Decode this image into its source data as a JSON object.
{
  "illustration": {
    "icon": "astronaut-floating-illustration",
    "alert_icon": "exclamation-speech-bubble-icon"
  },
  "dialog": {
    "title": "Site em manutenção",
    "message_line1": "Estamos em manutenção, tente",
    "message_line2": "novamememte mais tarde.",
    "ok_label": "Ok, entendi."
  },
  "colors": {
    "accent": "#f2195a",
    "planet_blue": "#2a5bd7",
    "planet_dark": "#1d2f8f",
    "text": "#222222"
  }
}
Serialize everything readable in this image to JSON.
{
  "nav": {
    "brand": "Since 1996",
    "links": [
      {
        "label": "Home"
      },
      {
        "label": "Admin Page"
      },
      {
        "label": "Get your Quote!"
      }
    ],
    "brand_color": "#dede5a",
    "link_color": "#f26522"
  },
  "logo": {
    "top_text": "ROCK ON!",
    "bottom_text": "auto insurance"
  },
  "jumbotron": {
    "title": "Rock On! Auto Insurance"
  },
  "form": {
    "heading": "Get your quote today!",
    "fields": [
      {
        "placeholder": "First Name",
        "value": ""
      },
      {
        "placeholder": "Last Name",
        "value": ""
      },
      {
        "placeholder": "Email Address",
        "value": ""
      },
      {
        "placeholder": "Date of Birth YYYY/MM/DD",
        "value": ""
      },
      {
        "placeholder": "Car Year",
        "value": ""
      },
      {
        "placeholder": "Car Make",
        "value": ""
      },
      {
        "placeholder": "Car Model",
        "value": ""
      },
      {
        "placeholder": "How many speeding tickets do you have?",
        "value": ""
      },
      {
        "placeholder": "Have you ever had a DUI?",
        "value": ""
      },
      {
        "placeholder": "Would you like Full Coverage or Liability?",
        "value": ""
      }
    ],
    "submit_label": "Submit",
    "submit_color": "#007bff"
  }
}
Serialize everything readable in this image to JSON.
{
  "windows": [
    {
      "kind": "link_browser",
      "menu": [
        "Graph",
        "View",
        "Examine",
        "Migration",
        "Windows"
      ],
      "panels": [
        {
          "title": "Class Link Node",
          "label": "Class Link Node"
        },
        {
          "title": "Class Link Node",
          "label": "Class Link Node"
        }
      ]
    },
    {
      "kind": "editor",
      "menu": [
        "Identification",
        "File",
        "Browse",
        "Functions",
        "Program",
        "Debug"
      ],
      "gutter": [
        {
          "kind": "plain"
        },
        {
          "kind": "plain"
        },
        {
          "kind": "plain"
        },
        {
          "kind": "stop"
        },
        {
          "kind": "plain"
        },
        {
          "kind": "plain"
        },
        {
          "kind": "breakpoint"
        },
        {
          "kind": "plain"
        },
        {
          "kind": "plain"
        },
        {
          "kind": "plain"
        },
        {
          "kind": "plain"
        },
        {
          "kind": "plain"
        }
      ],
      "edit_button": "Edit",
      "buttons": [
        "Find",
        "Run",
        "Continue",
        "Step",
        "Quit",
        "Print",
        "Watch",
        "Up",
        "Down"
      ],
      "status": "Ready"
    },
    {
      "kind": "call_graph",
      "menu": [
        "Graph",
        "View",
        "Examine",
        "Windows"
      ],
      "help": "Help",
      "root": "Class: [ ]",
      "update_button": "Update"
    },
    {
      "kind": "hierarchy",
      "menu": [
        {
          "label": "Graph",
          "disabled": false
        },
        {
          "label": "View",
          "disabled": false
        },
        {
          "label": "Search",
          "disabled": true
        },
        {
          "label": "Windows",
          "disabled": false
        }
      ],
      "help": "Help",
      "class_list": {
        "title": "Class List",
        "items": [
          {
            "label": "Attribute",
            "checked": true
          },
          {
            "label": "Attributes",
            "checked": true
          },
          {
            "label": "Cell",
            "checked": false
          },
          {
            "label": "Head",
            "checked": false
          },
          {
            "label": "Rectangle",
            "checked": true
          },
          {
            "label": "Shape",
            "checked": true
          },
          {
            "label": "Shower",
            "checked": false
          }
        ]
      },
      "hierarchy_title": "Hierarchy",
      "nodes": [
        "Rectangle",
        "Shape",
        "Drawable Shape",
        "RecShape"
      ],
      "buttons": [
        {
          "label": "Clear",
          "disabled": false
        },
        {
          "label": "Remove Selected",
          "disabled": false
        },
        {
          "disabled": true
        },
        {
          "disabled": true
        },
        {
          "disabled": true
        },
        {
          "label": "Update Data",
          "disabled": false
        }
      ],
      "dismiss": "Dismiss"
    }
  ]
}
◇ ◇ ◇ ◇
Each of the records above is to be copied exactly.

Decode this image into its source data as a JSON object.
{
  "illustration": {
    "icon": "astronaut-floating-illustration",
    "alert_icon": "exclamation-speech-bubble-icon"
  },
  "dialog": {
    "title": "Site em manutenção",
    "message_line1": "Estamos em manutenção, tente",
    "message_line2": "novamememte mais tarde.",
    "ok_label": "Ok, entendi."
  },
  "colors": {
    "accent": "#f2195a",
    "planet_blue": "#2a5bd7",
    "planet_dark": "#1d2f8f",
    "text": "#222222"
  }
}
Serialize everything readable in this image to JSON.
{
  "nav": {
    "brand": "Since 1996",
    "links": [
      {
        "label": "Home"
      },
      {
        "label": "Admin Page"
      },
      {
        "label": "Get your Quote!"
      }
    ],
    "brand_color": "#dede5a",
    "link_color": "#f26522"
  },
  "logo": {
    "top_text": "ROCK ON!",
    "bottom_text": "auto insurance"
  },
  "jumbotron": {
    "title": "Rock On! Auto Insurance"
  },
  "form": {
    "heading": "Get your quote today!",
    "fields": [
      {
        "placeholder": "First Name",
        "value": ""
      },
      {
        "placeholder": "Last Name",
        "value": ""
      },
      {
        "placeholder": "Email Address",
        "value": ""
      },
      {
        "placeholder": "Date of Birth YYYY/MM/DD",
        "value": ""
      },
      {
        "placeholder": "Car Year",
        "value": ""
      },
      {
        "placeholder": "Car Make",
        "value": ""
      },
      {
        "placeholder": "Car Model",
        "value": ""
      },
      {
        "placeholder": "How many speeding tickets do you have?",
        "value": ""
      },
      {
        "placeholder": "Have you ever had a DUI?",
        "value": ""
      },
      {
        "placeholder": "Would you like Full Coverage or Liability?",
        "value": ""
      }
    ],
    "submit_label": "Submit",
    "submit_color": "#007bff"
  }
}
Serialize everything readable in this image to JSON.
{
  "windows": [
    {
      "kind": "link_browser",
      "menu": [
        "Graph",
        "View",
        "Examine",
        "Migration",
        "Windows"
      ],
      "panels": [
        {
          "title": "Class Link Node",
          "label": "Class Link Node"
        },
        {
          "title": "Class Link Node",
          "label": "Class Link Node"
        }
      ]
    },
    {
      "kind": "editor",
      "menu": [
        "Identification",
        "File",
        "Browse",
        "Functions",
        "Program",
        "Debug"
      ],
      "gutter": [
        {
          "kind": "plain"
        },
        {
          "kind": "plain"
        },
        {
          "kind": "plain"
        },
        {
          "kind": "stop"
        },
        {
          "kind": "plain"
        },
        {
          "kind": "plain"
        },
        {
          "kind": "breakpoint"
        },
        {
          "kind": "plain"
        },
        {
          "kind": "plain"
        },
        {
          "kind": "plain"
        },
        {
          "kind": "plain"
        },
        {
          "kind": "plain"
        }
      ],
      "edit_button": "Edit",
      "buttons": [
        "Find",
        "Run",
        "Continue",
        "Step",
        "Quit",
        "Print",
        "Watch",
        "Up",
        "Down"
      ],
      "status": "Ready"
    },
    {
      "kind": "call_graph",
      "menu": [
        "Graph",
        "View",
        "Examine",
        "Windows"
      ],
      "help": "Help",
      "root": "Class: [ ]",
      "update_button": "Update"
    },
    {
      "kind": "hierarchy",
      "menu": [
        {
          "label": "Graph",
          "disabled": false
        },
        {
          "label": "View",
          "disabled": false
        },
        {
          "label": "Search",
          "disabled": true
        },
        {
          "label": "Windows",
          "disabled": false
        }
      ],
      "help": "Help",
      "class_list": {
        "title": "Class List",
        "items": [
          {
            "label": "Attribute",
            "checked": true
          },
          {
            "label": "Attributes",
            "checked": true
          },
          {
            "label": "Cell",
            "checked": false
          },
          {
            "label": "Head",
            "checked": false
          },
          {
            "label": "Rectangle",
            "checked": true
          },
          {
            "label": "Shape",
            "checked": true
          },
          {
            "label": "Shower",
            "checked": false
          }
        ]
      },
      "hierarchy_title": "Hierarchy",
      "nodes": [
        "Rectangle",
        "Shape",
        "Drawable Shape",
        "RecShape"
      ],
      "buttons": [
        {
          "label": "Clear",
          "disabled": false
        },
        {
          "label": "Remove Selected",
          "disabled": false
        },
        {
          "disabled": true
        },
        {
          "disabled": true
        },
        {
          "disabled": true
        },
        {
          "label": "Update Data",
          "disabled": false
        }
      ],
      "dismiss": "Dismiss"
    }
  ]
}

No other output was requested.